During a recent workshop, a participant confessed his lack of empathy – a core dimension of emotional intelligence. He said, “I don’t have any, and I don’t know how to begin to think about feeling the way others do.” Given the laughter and head nodding from the others in the room, he was not alone.
For some business leaders, empathy is a luxury they think they can’t afford. They don’t see the value in making employees feel good about themselves. They view it as an indulgence born out of the “everybody-gets a trophy” generation, rather than an effective way to manage people. But many experts place empathy high among the traits of an effective leader. It is also the fertile ground in which innovation and growth can germinate.
To my workshop participant’s surprise, I told him he could amp up his capacity to empathize. I offered simple things he could do to understand the emotions and behavior of others.
I suggested that he start by regularly looking at situations through their eyes, not his own. When a situation arises that he suspects calls for empathy, I proposed that he say to himself, “How would I feel if I was in this person’s situation, facing these same circumstances? What might be my perspective?”
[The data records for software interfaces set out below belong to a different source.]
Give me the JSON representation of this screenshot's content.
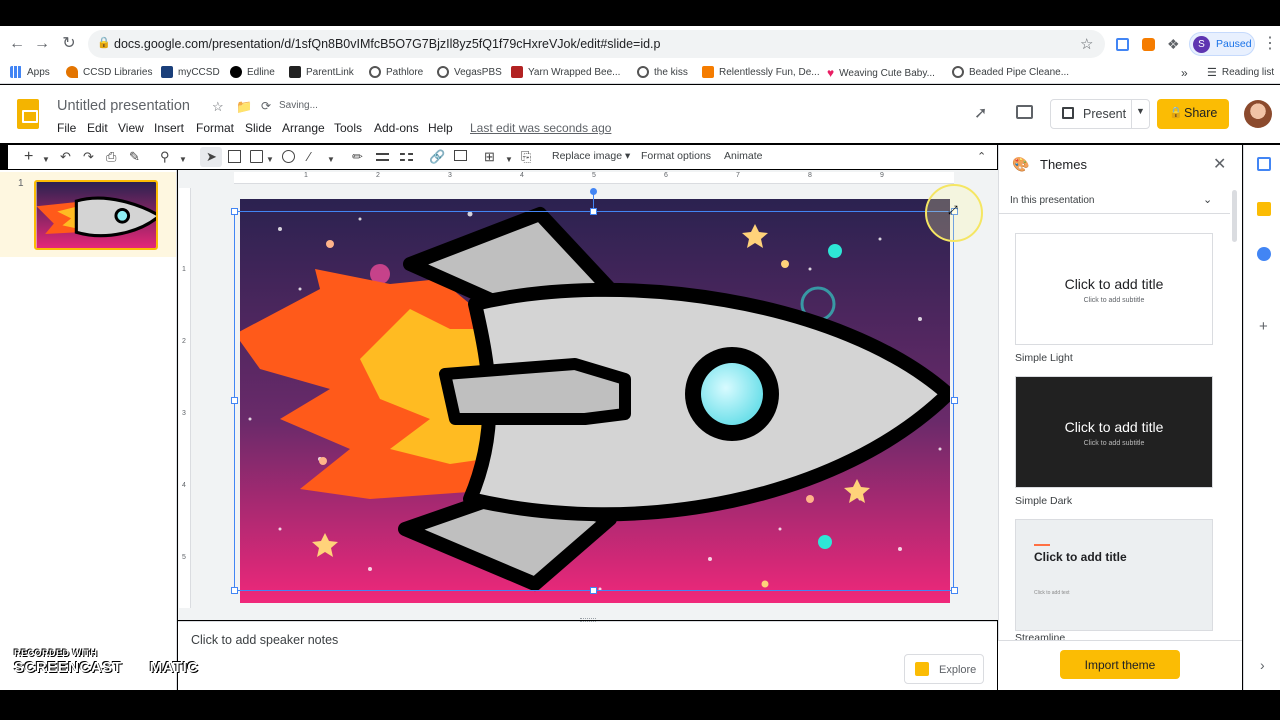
{
  "browser": {
    "url": "docs.google.com/presentation/d/1sfQn8B0vIMfcB5O7G7BjzIl8yz5fQ1f79cHxreVJok/edit#slide=id.p",
    "profile_initial": "S",
    "profile_status": "Paused"
  },
  "bookmarks": [
    {
      "label": "Apps",
      "color": "#4285f4"
    },
    {
      "label": "CCSD Libraries",
      "color": "#e37400"
    },
    {
      "label": "myCCSD",
      "color": "#1a3f7a"
    },
    {
      "label": "Edline",
      "color": "#000000"
    },
    {
      "label": "ParentLink",
      "color": "#222222"
    },
    {
      "label": "Pathlore",
      "color": "#555555"
    },
    {
      "label": "VegasPBS",
      "color": "#555555"
    },
    {
      "label": "Yarn Wrapped Bee...",
      "color": "#b22222"
    },
    {
      "label": "the kiss",
      "color": "#555555"
    },
    {
      "label": "Relentlessly Fun, De...",
      "color": "#f57c00"
    },
    {
      "label": "Weaving Cute Baby...",
      "color": "#e91e63"
    },
    {
      "label": "Beaded Pipe Cleane...",
      "color": "#555555"
    }
  ],
  "reading_list": "Reading list",
  "app": {
    "doc_title": "Untitled presentation",
    "saving": "Saving...",
    "menus": [
      "File",
      "Edit",
      "View",
      "Insert",
      "Format",
      "Slide",
      "Arrange",
      "Tools",
      "Add-ons",
      "Help"
    ],
    "last_edit": "Last edit was seconds ago",
    "present_label": "Present",
    "share_label": "Share"
  },
  "toolbar": {
    "replace_image": "Replace image",
    "format_options": "Format options",
    "animate": "Animate"
  },
  "filmstrip": {
    "slide_number": "1"
  },
  "ruler": {
    "top_numbers": [
      "1",
      "2",
      "3",
      "4",
      "5",
      "6",
      "7",
      "8",
      "9"
    ],
    "left_numbers": [
      "1",
      "2",
      "3",
      "4",
      "5"
    ]
  },
  "notes": {
    "placeholder": "Click to add speaker notes"
  },
  "explore_label": "Explore",
  "themes": {
    "title": "Themes",
    "dropdown": "In this presentation",
    "cards": [
      {
        "name": "Simple Light",
        "title": "Click to add title",
        "subtitle": "Click to add subtitle"
      },
      {
        "name": "Simple Dark",
        "title": "Click to add title",
        "subtitle": "Click to add subtitle"
      },
      {
        "name": "Streamline",
        "title": "Click to add title",
        "subtitle": "Click to add text"
      }
    ],
    "import_label": "Import theme"
  },
  "watermark": {
    "line1": "RECORDED WITH",
    "line2": "SCREENCAST",
    "line3": "MATIC"
  },
  "colors": {
    "accent": "#fbbc04",
    "selection": "#4285f4",
    "slide_top": "#2b2250",
    "slide_bottom": "#f0287a"
  }
}
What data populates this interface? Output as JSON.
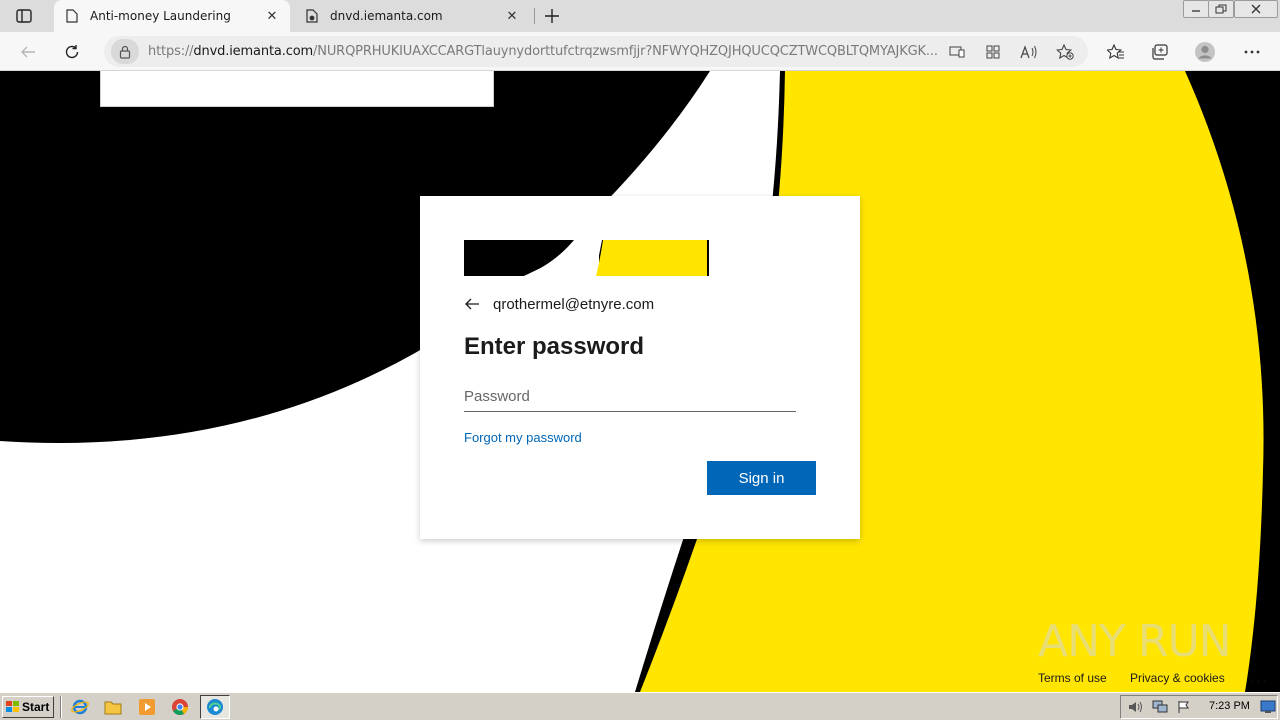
{
  "browser": {
    "tabs": [
      {
        "title": "Anti-money Laundering",
        "active": true
      },
      {
        "title": "dnvd.iemanta.com",
        "active": false
      }
    ],
    "address": {
      "scheme": "https://",
      "host": "dnvd.iemanta.com",
      "path": "/NURQPRHUKIUAXCCARGTlauynydorttufctrqzwsmfjjr?NFWYQHZQJHQUCQCZTWCQBLTQMYAJKGK..."
    }
  },
  "login": {
    "email": "qrothermel@etnyre.com",
    "title": "Enter password",
    "password_placeholder": "Password",
    "forgot_label": "Forgot my password",
    "signin_label": "Sign in"
  },
  "footer": {
    "terms": "Terms of use",
    "privacy": "Privacy & cookies",
    "more": ". . ."
  },
  "watermark": "ANY RUN",
  "taskbar": {
    "start_label": "Start",
    "clock": "7:23 PM",
    "quicklaunch_icons": [
      "ie-icon",
      "folder-icon",
      "media-player-icon",
      "chrome-icon"
    ],
    "active_task_icon": "edge-icon"
  },
  "colors": {
    "accent": "#0067b8",
    "yellow": "#ffe500",
    "black": "#000000"
  }
}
I invited him to walk, even if briefly, in the other person’s shoes and, from their vantage point to see if he is better able to understand their feelings, actions and reactions.
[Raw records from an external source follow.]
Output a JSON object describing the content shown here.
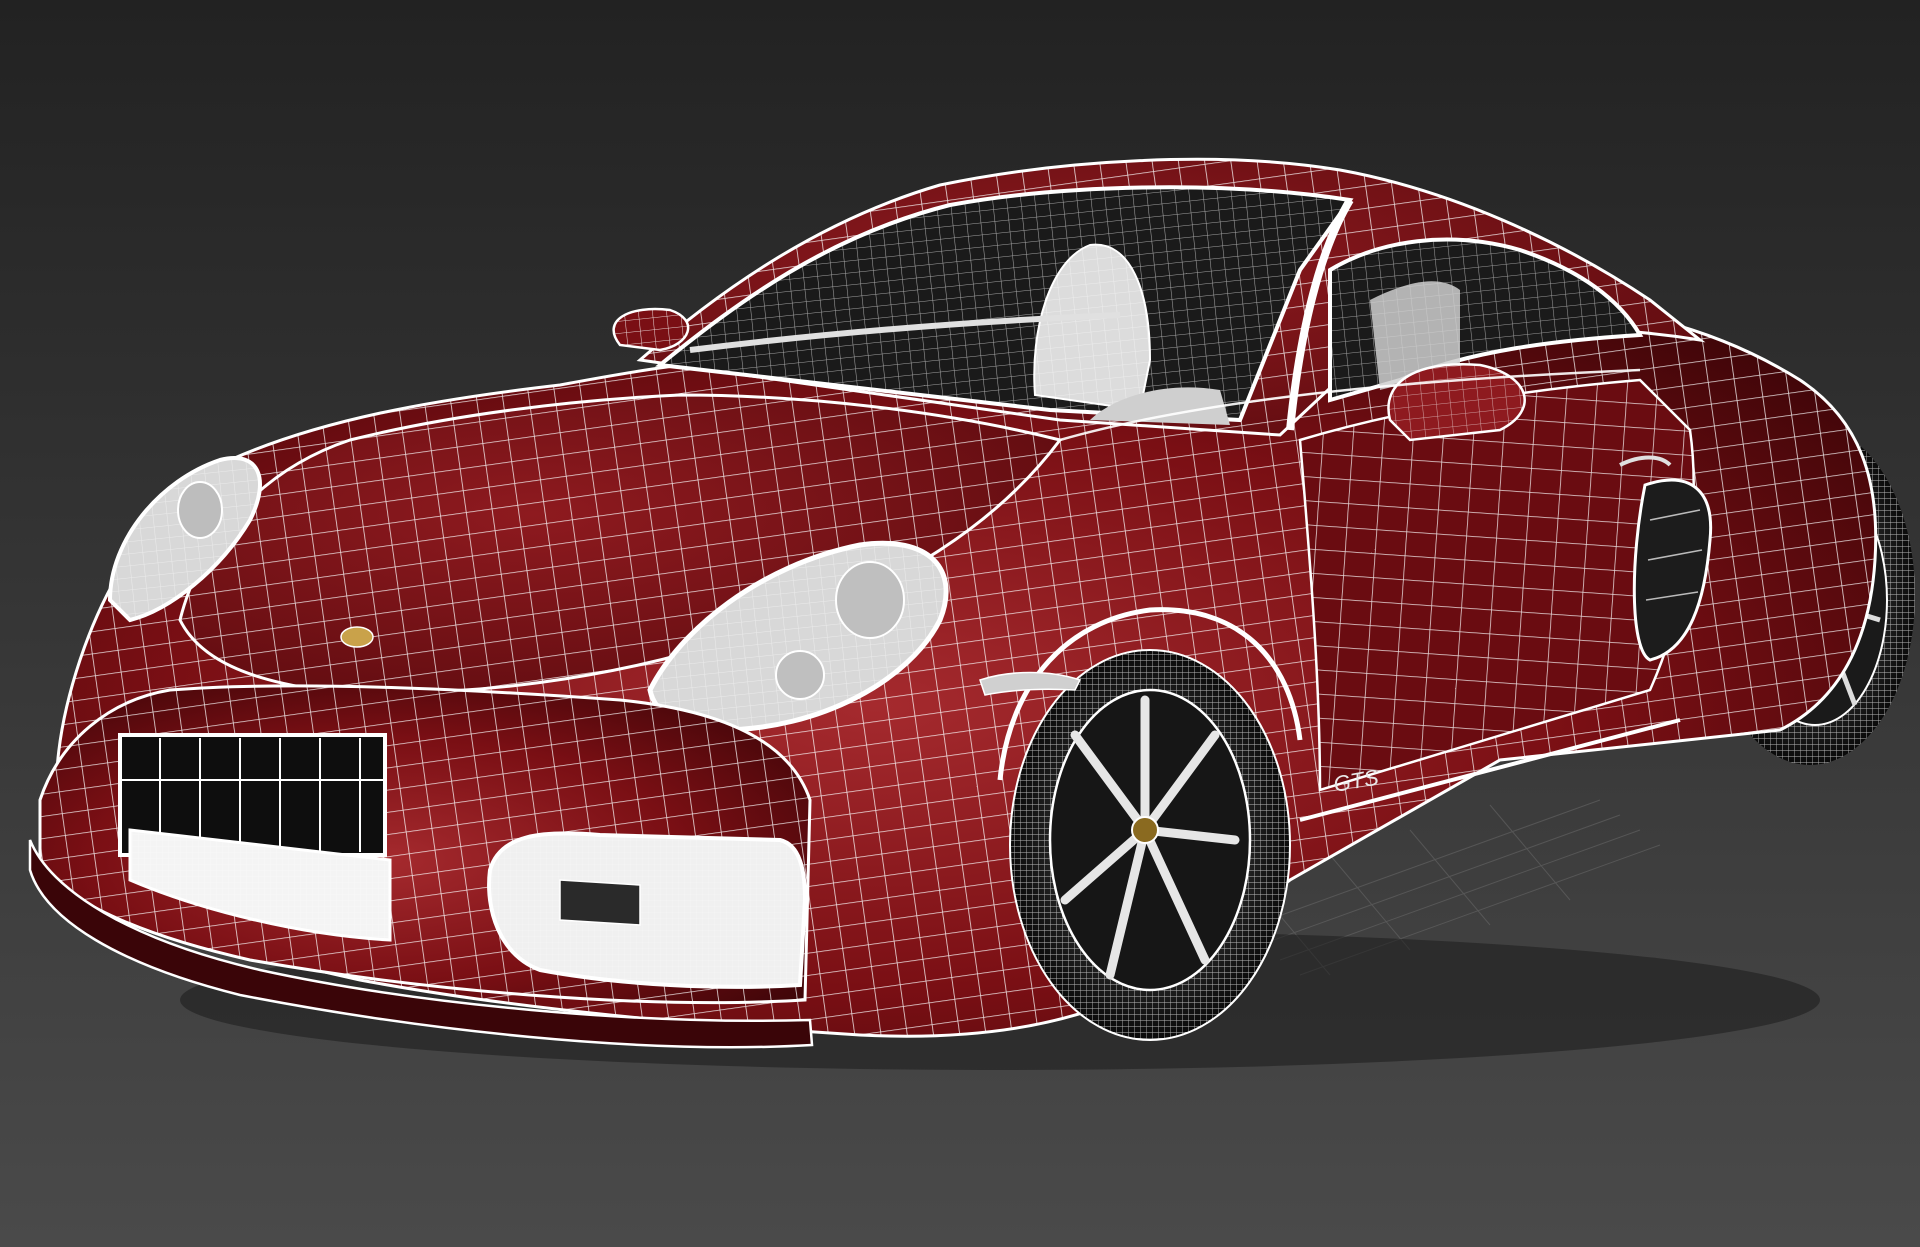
{
  "viewport": {
    "shading_mode": "smooth-shaded-with-wireframe",
    "background_gradient": {
      "top": "#222222",
      "bottom": "#4a4a4a"
    },
    "grid_visible": true,
    "grid_color": "#6a6a6a"
  },
  "model": {
    "object": "sports-car-coupe",
    "body_color": "#7a0f14",
    "body_highlight": "#a52a2e",
    "body_shadow": "#3d0508",
    "wire_color": "#ffffff",
    "glass_color": "#1a1a1a",
    "interior_color": "#dcdcdc",
    "wheel_color": "#151515",
    "hub_color": "#8a6a20",
    "side_badge": "GTS"
  }
}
If more empathy would increase your effectiveness, make a conscious choice to look at situations from the perspective of the other. Successful leaders know that power comes from listening to and relating to the people who report to them, those to whom they report, as well as their clients and business partners.
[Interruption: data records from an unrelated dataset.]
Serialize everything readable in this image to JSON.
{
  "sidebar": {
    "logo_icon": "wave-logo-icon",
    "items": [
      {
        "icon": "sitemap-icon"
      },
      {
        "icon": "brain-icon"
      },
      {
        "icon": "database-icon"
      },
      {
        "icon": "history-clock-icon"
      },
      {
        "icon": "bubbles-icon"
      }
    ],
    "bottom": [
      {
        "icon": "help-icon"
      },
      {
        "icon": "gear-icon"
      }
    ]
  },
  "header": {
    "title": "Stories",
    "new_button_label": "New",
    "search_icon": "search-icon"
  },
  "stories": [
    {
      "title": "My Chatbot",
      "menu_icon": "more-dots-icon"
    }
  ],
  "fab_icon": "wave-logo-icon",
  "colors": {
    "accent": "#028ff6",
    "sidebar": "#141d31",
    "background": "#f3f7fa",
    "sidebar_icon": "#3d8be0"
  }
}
And as a bonus, empathetic listening not only increases productivity, but when you open your mind to what others feel and say, you just may unlock the door to creativity and innovation.